WHAT YOU NEED TO DO -> Reproduce the data below in full and exclude every picture.

::: RECORDS PROVIDED :::

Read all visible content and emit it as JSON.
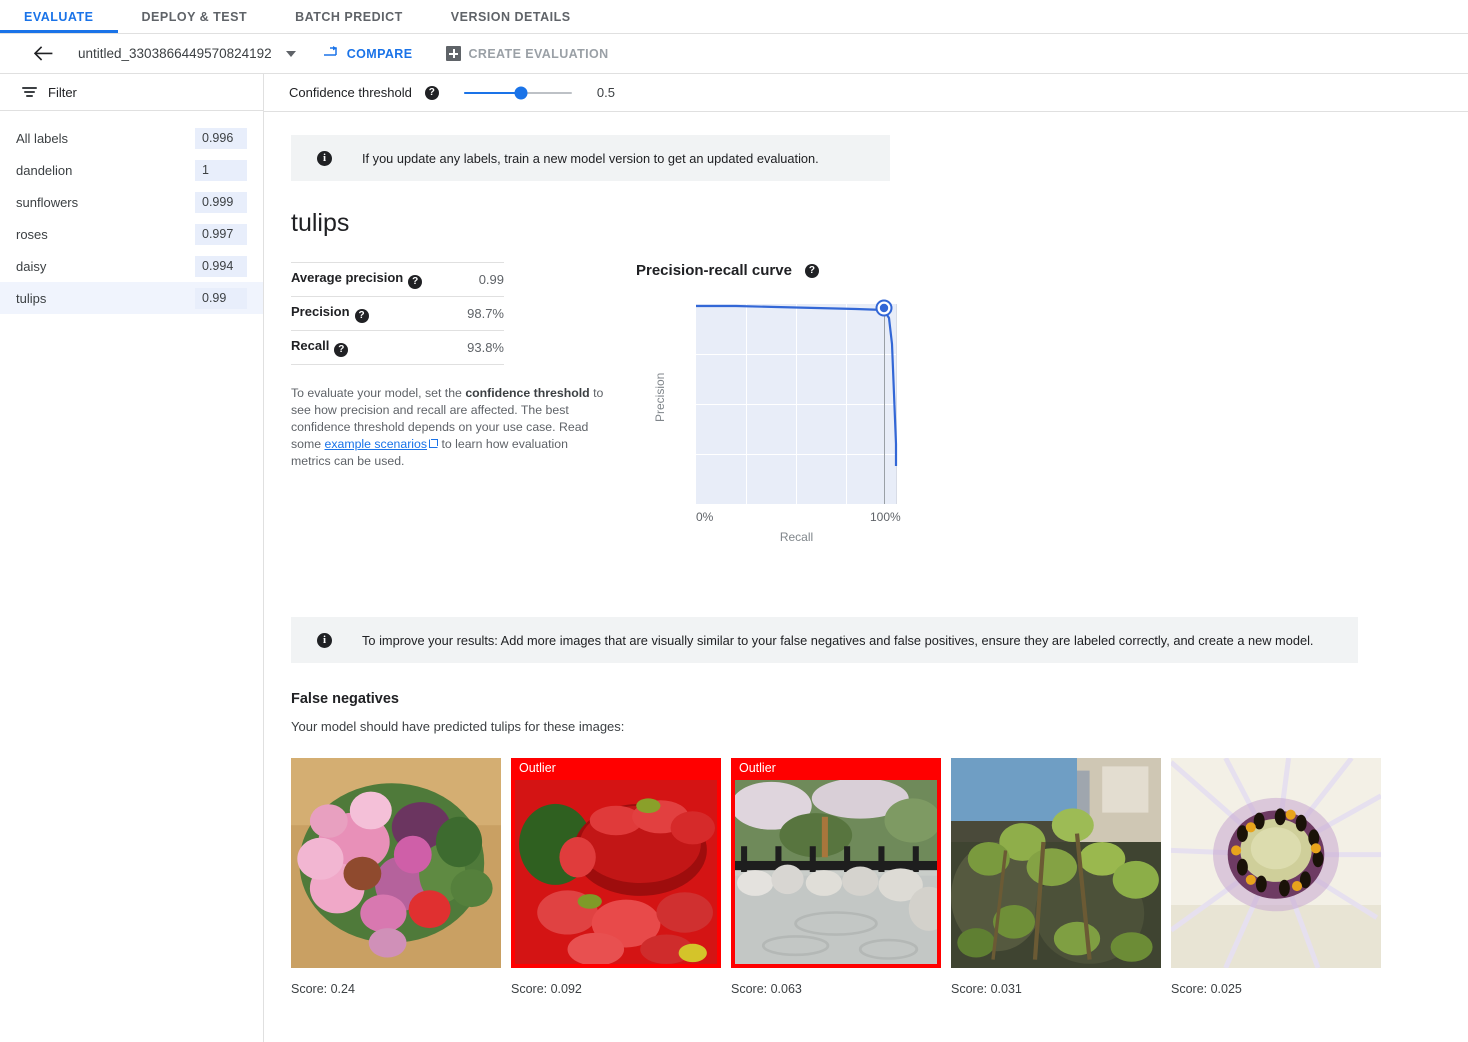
{
  "tabs": [
    {
      "label": "EVALUATE",
      "active": true
    },
    {
      "label": "DEPLOY & TEST",
      "active": false
    },
    {
      "label": "BATCH PREDICT",
      "active": false
    },
    {
      "label": "VERSION DETAILS",
      "active": false
    }
  ],
  "actionbar": {
    "back_icon": "arrow-left-icon",
    "model_name": "untitled_3303866449570824192",
    "compare_label": "COMPARE",
    "create_evaluation_label": "CREATE EVALUATION"
  },
  "sidebar": {
    "filter_label": "Filter",
    "labels": [
      {
        "name": "All labels",
        "score": "0.996",
        "selected": false
      },
      {
        "name": "dandelion",
        "score": "1",
        "selected": false
      },
      {
        "name": "sunflowers",
        "score": "0.999",
        "selected": false
      },
      {
        "name": "roses",
        "score": "0.997",
        "selected": false
      },
      {
        "name": "daisy",
        "score": "0.994",
        "selected": false
      },
      {
        "name": "tulips",
        "score": "0.99",
        "selected": true
      }
    ]
  },
  "threshold": {
    "label": "Confidence threshold",
    "value": "0.5",
    "help": "?"
  },
  "banners": {
    "top": "If you update any labels, train a new model version to get an updated evaluation.",
    "bottom": "To improve your results: Add more images that are visually similar to your false negatives and false positives, ensure they are labeled correctly, and create a new model."
  },
  "detail": {
    "title": "tulips",
    "metrics": [
      {
        "name": "Average precision",
        "value": "0.99"
      },
      {
        "name": "Precision",
        "value": "98.7%"
      },
      {
        "name": "Recall",
        "value": "93.8%"
      }
    ],
    "description_part1": "To evaluate your model, set the ",
    "description_bold": "confidence threshold",
    "description_part2": " to see how precision and recall are affected. The best confidence threshold depends on your use case. Read some ",
    "description_link": "example scenarios",
    "description_part3": " to learn how evaluation metrics can be used."
  },
  "chart_data": {
    "type": "line",
    "title": "Precision-recall curve",
    "xlabel": "Recall",
    "ylabel": "Precision",
    "xlim": [
      0,
      100
    ],
    "ylim": [
      0,
      100
    ],
    "x_ticks": [
      "0%",
      "100%"
    ],
    "grid": true,
    "legend": "none",
    "marker_point": {
      "x": 93.8,
      "y": 98.7,
      "label": "current threshold 0.5"
    },
    "series": [
      {
        "name": "tulips precision-recall",
        "x": [
          0,
          20,
          40,
          60,
          80,
          93.8,
          96,
          97.5,
          98.5,
          99.5,
          100
        ],
        "y": [
          99.5,
          99.5,
          99.4,
          99.2,
          99.0,
          98.7,
          95.0,
          85.0,
          65.0,
          40.0,
          25.0
        ]
      }
    ]
  },
  "false_negatives": {
    "title": "False negatives",
    "subtitle": "Your model should have predicted tulips for these images:",
    "outlier_label": "Outlier",
    "items": [
      {
        "score_label": "Score: 0.24",
        "outlier": false,
        "alt": "bouquet of pink and purple tulips and ranunculus on wood table"
      },
      {
        "score_label": "Score: 0.092",
        "outlier": true,
        "alt": "red colander full of strawberries"
      },
      {
        "score_label": "Score: 0.063",
        "outlier": true,
        "alt": "japanese garden pond with rocks and black railing"
      },
      {
        "score_label": "Score: 0.031",
        "outlier": false,
        "alt": "green leafy weeds growing on mossy rock"
      },
      {
        "score_label": "Score: 0.025",
        "outlier": false,
        "alt": "closeup of white daisy flower center"
      }
    ]
  },
  "colors": {
    "accent": "#1a73e8",
    "outlier": "#ff0000",
    "plot_fill": "#e8edf8",
    "text_secondary": "#5f6368"
  }
}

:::

EXERCISE ANSWER ->
Read all visible content and emit it as JSON.
{
  "tabs": [
    {
      "label": "EVALUATE",
      "active": true
    },
    {
      "label": "DEPLOY & TEST",
      "active": false
    },
    {
      "label": "BATCH PREDICT",
      "active": false
    },
    {
      "label": "VERSION DETAILS",
      "active": false
    }
  ],
  "actionbar": {
    "back_icon": "arrow-left-icon",
    "model_name": "untitled_3303866449570824192",
    "compare_label": "COMPARE",
    "create_evaluation_label": "CREATE EVALUATION"
  },
  "sidebar": {
    "filter_label": "Filter",
    "labels": [
      {
        "name": "All labels",
        "score": "0.996",
        "selected": false
      },
      {
        "name": "dandelion",
        "score": "1",
        "selected": false
      },
      {
        "name": "sunflowers",
        "score": "0.999",
        "selected": false
      },
      {
        "name": "roses",
        "score": "0.997",
        "selected": false
      },
      {
        "name": "daisy",
        "score": "0.994",
        "selected": false
      },
      {
        "name": "tulips",
        "score": "0.99",
        "selected": true
      }
    ]
  },
  "threshold": {
    "label": "Confidence threshold",
    "value": "0.5",
    "help": "?"
  },
  "banners": {
    "top": "If you update any labels, train a new model version to get an updated evaluation.",
    "bottom": "To improve your results: Add more images that are visually similar to your false negatives and false positives, ensure they are labeled correctly, and create a new model."
  },
  "detail": {
    "title": "tulips",
    "metrics": [
      {
        "name": "Average precision",
        "value": "0.99"
      },
      {
        "name": "Precision",
        "value": "98.7%"
      },
      {
        "name": "Recall",
        "value": "93.8%"
      }
    ],
    "description_part1": "To evaluate your model, set the ",
    "description_bold": "confidence threshold",
    "description_part2": " to see how precision and recall are affected. The best confidence threshold depends on your use case. Read some ",
    "description_link": "example scenarios",
    "description_part3": " to learn how evaluation metrics can be used."
  },
  "chart_data": {
    "type": "line",
    "title": "Precision-recall curve",
    "xlabel": "Recall",
    "ylabel": "Precision",
    "xlim": [
      0,
      100
    ],
    "ylim": [
      0,
      100
    ],
    "x_ticks": [
      "0%",
      "100%"
    ],
    "grid": true,
    "legend": "none",
    "marker_point": {
      "x": 93.8,
      "y": 98.7,
      "label": "current threshold 0.5"
    },
    "series": [
      {
        "name": "tulips precision-recall",
        "x": [
          0,
          20,
          40,
          60,
          80,
          93.8,
          96,
          97.5,
          98.5,
          99.5,
          100
        ],
        "y": [
          99.5,
          99.5,
          99.4,
          99.2,
          99.0,
          98.7,
          95.0,
          85.0,
          65.0,
          40.0,
          25.0
        ]
      }
    ]
  },
  "false_negatives": {
    "title": "False negatives",
    "subtitle": "Your model should have predicted tulips for these images:",
    "outlier_label": "Outlier",
    "items": [
      {
        "score_label": "Score: 0.24",
        "outlier": false,
        "alt": "bouquet of pink and purple tulips and ranunculus on wood table"
      },
      {
        "score_label": "Score: 0.092",
        "outlier": true,
        "alt": "red colander full of strawberries"
      },
      {
        "score_label": "Score: 0.063",
        "outlier": true,
        "alt": "japanese garden pond with rocks and black railing"
      },
      {
        "score_label": "Score: 0.031",
        "outlier": false,
        "alt": "green leafy weeds growing on mossy rock"
      },
      {
        "score_label": "Score: 0.025",
        "outlier": false,
        "alt": "closeup of white daisy flower center"
      }
    ]
  },
  "colors": {
    "accent": "#1a73e8",
    "outlier": "#ff0000",
    "plot_fill": "#e8edf8",
    "text_secondary": "#5f6368"
  }
}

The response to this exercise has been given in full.